EXERCISE REQUIREMENTS:
For the word "Concept", search the records and show each line in which it occurs.

[Data records for software interfaces]
————
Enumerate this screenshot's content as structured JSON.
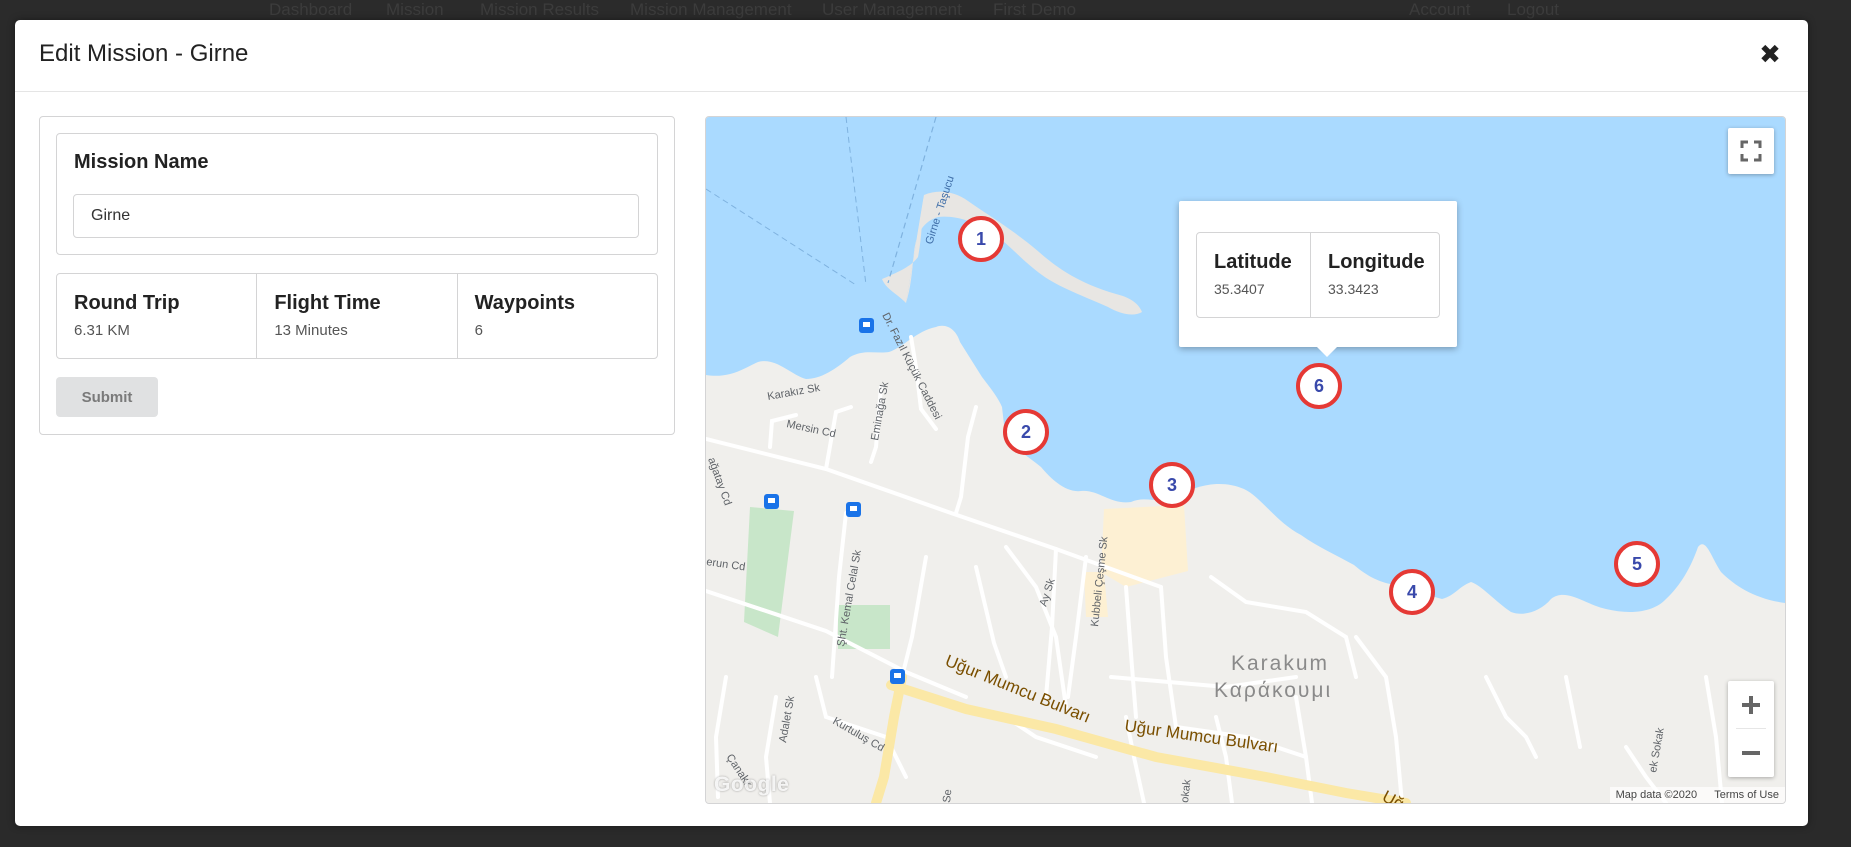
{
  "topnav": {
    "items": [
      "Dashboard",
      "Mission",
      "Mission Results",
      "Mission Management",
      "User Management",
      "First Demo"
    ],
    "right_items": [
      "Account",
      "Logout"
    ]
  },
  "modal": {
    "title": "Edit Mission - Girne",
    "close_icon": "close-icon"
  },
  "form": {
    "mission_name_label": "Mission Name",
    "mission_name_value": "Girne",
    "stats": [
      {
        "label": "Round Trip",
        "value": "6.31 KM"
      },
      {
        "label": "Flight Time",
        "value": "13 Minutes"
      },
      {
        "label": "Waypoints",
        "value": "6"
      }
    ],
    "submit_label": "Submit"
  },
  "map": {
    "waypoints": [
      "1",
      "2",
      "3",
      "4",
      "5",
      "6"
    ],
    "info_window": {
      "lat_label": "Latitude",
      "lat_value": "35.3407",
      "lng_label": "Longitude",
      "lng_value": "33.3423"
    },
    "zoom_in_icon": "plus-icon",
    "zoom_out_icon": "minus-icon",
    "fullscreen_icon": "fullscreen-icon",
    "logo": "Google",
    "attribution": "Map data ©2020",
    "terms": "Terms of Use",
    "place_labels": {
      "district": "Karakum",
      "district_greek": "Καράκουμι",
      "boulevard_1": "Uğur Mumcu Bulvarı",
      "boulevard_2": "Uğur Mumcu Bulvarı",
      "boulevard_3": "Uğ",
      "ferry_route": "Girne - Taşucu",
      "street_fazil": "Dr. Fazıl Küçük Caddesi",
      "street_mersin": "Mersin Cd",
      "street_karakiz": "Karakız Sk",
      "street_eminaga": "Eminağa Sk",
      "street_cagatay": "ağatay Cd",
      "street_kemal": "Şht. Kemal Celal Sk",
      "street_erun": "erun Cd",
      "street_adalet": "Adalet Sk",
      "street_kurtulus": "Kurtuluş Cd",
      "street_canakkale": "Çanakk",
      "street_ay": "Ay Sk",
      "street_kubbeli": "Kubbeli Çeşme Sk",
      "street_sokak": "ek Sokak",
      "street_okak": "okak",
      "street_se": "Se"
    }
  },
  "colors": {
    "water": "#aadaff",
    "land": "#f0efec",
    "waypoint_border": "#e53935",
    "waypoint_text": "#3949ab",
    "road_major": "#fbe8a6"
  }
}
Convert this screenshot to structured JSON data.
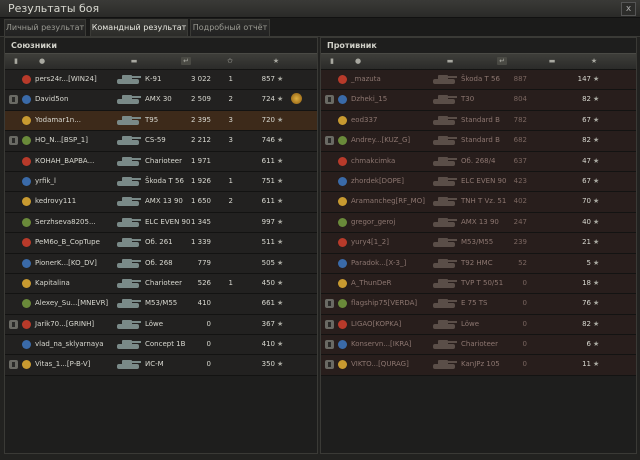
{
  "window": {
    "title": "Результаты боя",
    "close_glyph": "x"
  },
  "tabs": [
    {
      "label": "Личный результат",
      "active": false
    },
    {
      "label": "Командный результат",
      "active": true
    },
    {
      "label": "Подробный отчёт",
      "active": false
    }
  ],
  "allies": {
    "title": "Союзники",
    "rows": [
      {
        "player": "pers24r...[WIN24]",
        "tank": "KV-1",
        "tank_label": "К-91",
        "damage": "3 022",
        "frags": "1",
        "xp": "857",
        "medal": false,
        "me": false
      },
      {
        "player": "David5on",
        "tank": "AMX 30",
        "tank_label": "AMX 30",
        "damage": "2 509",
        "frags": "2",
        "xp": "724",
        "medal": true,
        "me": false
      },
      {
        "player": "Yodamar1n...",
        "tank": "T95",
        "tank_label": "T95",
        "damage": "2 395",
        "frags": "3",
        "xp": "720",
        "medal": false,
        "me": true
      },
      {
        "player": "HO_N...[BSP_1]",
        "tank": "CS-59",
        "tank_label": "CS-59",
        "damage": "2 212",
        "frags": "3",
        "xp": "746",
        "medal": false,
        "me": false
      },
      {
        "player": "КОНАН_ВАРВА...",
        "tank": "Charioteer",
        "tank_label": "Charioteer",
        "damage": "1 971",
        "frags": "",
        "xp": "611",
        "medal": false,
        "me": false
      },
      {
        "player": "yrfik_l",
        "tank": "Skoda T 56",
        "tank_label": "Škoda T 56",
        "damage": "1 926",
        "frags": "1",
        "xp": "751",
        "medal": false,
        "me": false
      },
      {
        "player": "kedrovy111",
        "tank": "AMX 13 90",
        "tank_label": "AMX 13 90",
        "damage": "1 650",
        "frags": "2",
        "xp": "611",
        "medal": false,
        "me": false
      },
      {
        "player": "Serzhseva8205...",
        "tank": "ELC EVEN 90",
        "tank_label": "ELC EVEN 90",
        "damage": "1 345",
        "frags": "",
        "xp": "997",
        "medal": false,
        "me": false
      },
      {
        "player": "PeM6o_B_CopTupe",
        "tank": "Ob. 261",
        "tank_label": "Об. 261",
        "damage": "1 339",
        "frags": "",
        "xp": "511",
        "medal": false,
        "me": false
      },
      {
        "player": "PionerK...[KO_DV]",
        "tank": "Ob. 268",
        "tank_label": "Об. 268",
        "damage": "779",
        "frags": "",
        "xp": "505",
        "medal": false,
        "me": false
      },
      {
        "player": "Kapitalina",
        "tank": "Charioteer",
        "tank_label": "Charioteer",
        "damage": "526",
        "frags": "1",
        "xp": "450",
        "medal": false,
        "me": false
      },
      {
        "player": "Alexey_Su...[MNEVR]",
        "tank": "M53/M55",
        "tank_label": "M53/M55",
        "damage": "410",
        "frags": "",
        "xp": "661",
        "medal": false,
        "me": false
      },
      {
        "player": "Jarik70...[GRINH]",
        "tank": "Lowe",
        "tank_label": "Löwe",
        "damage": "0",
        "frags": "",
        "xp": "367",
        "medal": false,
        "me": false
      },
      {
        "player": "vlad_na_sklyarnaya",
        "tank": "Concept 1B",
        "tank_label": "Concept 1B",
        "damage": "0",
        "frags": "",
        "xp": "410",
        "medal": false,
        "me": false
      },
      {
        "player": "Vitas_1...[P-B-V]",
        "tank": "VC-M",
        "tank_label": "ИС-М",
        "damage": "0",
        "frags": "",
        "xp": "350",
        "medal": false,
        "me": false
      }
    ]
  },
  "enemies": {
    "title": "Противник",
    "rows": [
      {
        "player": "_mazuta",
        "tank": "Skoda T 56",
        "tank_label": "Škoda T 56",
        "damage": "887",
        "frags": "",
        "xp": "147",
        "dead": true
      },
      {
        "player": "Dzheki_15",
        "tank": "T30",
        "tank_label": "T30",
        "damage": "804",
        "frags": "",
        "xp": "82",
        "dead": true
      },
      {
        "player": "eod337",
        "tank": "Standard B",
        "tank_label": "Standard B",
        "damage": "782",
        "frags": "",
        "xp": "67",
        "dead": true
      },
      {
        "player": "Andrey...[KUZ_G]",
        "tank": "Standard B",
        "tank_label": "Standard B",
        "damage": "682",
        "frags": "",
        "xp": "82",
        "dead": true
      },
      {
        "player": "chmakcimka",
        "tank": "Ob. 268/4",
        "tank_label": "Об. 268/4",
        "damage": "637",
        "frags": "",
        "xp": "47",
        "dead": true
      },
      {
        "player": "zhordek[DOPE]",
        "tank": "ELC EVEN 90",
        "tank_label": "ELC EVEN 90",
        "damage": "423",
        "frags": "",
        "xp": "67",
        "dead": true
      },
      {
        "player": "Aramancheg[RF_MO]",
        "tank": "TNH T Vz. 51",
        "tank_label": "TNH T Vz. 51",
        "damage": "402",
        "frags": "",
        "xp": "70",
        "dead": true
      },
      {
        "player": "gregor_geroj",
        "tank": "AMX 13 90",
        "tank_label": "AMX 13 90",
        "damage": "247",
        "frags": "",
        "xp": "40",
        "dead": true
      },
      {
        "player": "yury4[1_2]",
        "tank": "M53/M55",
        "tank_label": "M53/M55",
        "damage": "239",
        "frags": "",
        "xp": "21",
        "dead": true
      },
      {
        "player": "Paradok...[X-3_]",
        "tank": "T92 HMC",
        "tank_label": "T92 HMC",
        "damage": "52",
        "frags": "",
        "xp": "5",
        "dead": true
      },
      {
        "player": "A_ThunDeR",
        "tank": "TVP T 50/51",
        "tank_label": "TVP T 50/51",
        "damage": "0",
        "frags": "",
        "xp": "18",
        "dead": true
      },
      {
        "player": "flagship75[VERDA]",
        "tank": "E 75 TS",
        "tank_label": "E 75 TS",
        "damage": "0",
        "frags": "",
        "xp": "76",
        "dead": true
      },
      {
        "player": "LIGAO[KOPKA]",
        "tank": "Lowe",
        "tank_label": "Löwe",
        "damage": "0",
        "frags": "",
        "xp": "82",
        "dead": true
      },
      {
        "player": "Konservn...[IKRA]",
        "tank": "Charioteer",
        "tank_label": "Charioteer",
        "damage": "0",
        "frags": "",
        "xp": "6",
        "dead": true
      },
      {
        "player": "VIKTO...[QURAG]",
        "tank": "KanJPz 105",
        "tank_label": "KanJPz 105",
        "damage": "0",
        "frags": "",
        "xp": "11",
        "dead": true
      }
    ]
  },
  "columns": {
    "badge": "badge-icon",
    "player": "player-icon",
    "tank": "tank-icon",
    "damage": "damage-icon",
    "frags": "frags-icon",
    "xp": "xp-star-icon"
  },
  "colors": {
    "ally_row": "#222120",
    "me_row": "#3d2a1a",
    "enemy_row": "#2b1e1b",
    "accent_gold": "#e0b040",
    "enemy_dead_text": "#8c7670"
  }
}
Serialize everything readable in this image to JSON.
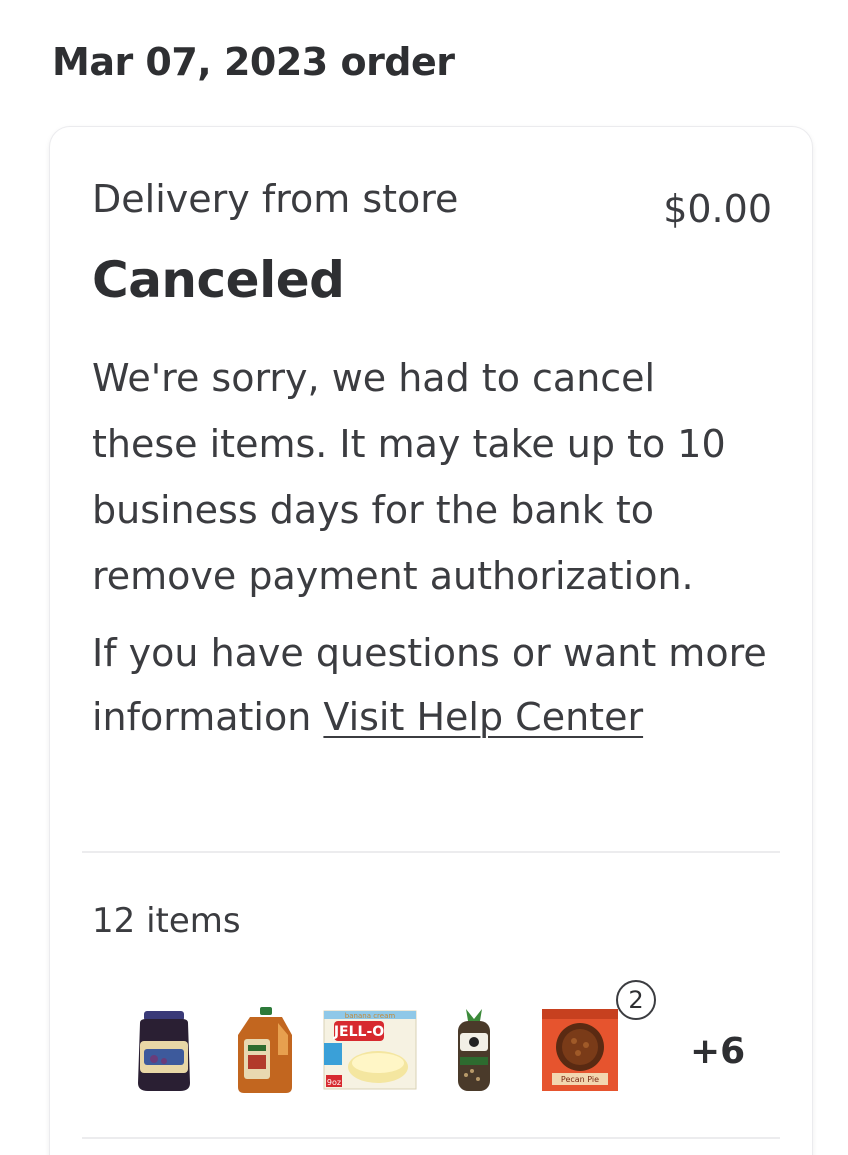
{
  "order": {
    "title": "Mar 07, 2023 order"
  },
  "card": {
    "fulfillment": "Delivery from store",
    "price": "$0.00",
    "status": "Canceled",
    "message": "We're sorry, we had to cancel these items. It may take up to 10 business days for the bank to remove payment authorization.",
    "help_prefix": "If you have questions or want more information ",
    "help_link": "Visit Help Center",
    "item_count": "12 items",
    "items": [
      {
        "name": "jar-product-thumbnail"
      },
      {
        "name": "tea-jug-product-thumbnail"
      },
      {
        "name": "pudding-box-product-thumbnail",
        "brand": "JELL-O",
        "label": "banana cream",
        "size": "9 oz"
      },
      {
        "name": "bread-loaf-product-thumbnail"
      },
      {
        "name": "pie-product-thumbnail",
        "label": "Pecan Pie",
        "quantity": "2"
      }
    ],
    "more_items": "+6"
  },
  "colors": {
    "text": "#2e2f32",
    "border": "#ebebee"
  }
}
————
TASK OUTPUT:
        "tank": "Concept 1B",
        "tank_label": "Concept 1B",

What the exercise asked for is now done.